Just a quick one, I’ve just updated the Known dev tools with a new script – plugin.php.

There’s currently only one function available enable-composer which, following my last post, provides a handy script for making your plugin composer installable.

Run the script, passing it the repository you’ve saved it as (so that the script can set the packagist headers correctly), and you’ll get an updated / new composer.json with all the appropriate values set.

You can optionally set whether the plugin is a straight plugin, theme or console plugin (known-plugin is default). You can also target directories other than the current directory, although realistically you’re never really going to run it from any other directory.


» Visit the project on Github...

Over the past few weeks and months I’ve had to cause to write, update and dust off a number of Elgg plugins that I’ve had kicking about. As a good open source citizen I’ve stuck them up on github so others can have a play.

Here they are, in no particular order:

» H5F 1.8

This is an Elgg wrapper around the H5F HTML5 form compatibility library written by Ryan Seddon.

This plugin lets you use handy HTML 5 form extensions like “required” and “placeholder”, as well as some of the new types like <input type=”email” /> in your forms and have them work in older browsers.

» Input Country

Input country is a wrapper around Ben Werdmuller’s phpCountryDropdown tool, and provides a handy dandy country selector input type.

Install this plugin to be able to take advantage of this in your forms.

» Profile Completeness

This plugin provides a view and a widget that displays the completeness of a profile based on the number of fields in the profile that are populated. This list of fields can be extended and modified based on a plugin hook.

I’ve used various incarnations of this plugin now for a number of clients, and since it keeps coming up I’ve tidied it up a bit and stuck it on github.

» Recaptcha

Lastly, here’s an Elgg 1.8 version of a recaptcha plugin I wrote some time ago.

It hooks into the Elgg captcha engine, providing captcha verification for registration and the “request new password” functionality out of the box. It also replaces the input/captcha view.

There are a couple of other recaptcha plugins, but I couldn’t find one which just provided the captcha and nothing else, so here’s mine.

That’s it for now, enjoy!

A new CAPTCHA approachOne thing we try and do when working on a new Elgg feature is – where we can – couple things together as loosely as possible and provide hooks for third party developers to extend Elgg and fill in any blanks.

A good example of where this has been done is the newly introduced Captcha functionality available in the latest nightly testing builds of Elgg.

The Captcha functionality is provided by a module which extends a view called “input/captcha“. This view is blank by default but is used in several places such as user registration and the lost password form.

This means two things; firstly that if a Captcha module isn’t installed or enabled then forms behave normally, and secondly it becomes a trivial matter for third party modules to provide their own Captcha functionality.

This same mechanism is how the URL shortener module works by the way.

Next, the Captcha module extends a number of actions to require a correctly validated Captcha code.
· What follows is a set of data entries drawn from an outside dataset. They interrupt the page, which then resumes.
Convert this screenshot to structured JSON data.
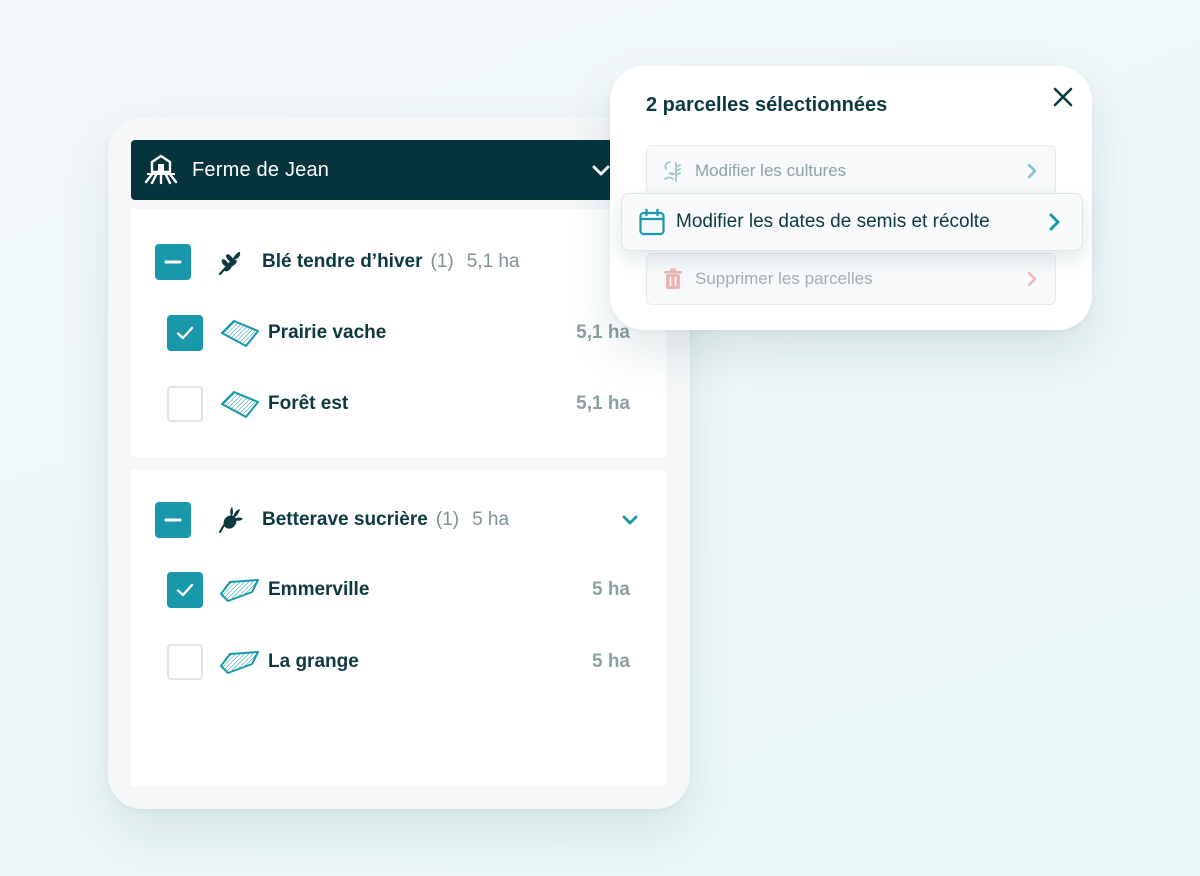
{
  "farm": {
    "name": "Ferme de Jean"
  },
  "groups": [
    {
      "crop": "Blé tendre d’hiver",
      "count": "(1)",
      "area": "5,1 ha",
      "parcels": [
        {
          "name": "Prairie vache",
          "area": "5,1 ha",
          "checked": true
        },
        {
          "name": "Forêt est",
          "area": "5,1 ha",
          "checked": false
        }
      ]
    },
    {
      "crop": "Betterave sucrière",
      "count": "(1)",
      "area": "5 ha",
      "parcels": [
        {
          "name": "Emmerville",
          "area": "5 ha",
          "checked": true
        },
        {
          "name": "La grange",
          "area": "5 ha",
          "checked": false
        }
      ]
    }
  ],
  "popup": {
    "title": "2 parcelles sélectionnées",
    "actions": [
      {
        "label": "Modifier les cultures",
        "icon": "crops-icon"
      },
      {
        "label": "Modifier les dates de semis et récolte",
        "icon": "calendar-icon"
      },
      {
        "label": "Supprimer les parcelles",
        "icon": "trash-icon"
      }
    ]
  },
  "colors": {
    "header": "#05343c",
    "accent": "#1998ab",
    "danger": "#e7a4a4"
  }
}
This list itself is the product of a plugin hook which returns an array of actions which require Captcha validation:

$actions = array();
$actions = trigger_plugin_hook('actionlist', 'captcha', null, $actions);


function captcha_actionlist_hook($hook, $entity_type, $returnvalue, $params)
if (!is_array($returnvalue))
$returnvalue = array();

$returnvalue[] = 'register';
$returnvalue[] = 'user/requestnewpassword';

return $returnvalue;

The reason why the list of actions is provided this way is twofold, firstly it lets modules use Captcha functionality in their own code through a generic interface, and secondly it is harder to spoof than looking for some marker in the form code.

The Captcha itself injects a server generated token into the form, which together with the user’s response to the characters generated in an image are used to validate that the user is indeed human.

As we can see, Elgg asks to be provided with a Captcha if one is available by including a specific view, but is agnostic as to where (or indeed if) this functionality is supplied.

By using the techniques available to an Elgg programmer I was able to loosely couple the Captcha system to Elgg in such a way that a third party can easily use the same techniques to provide a more advanced module.

Happy coding!

Image “A new Captcha approach” by XKCD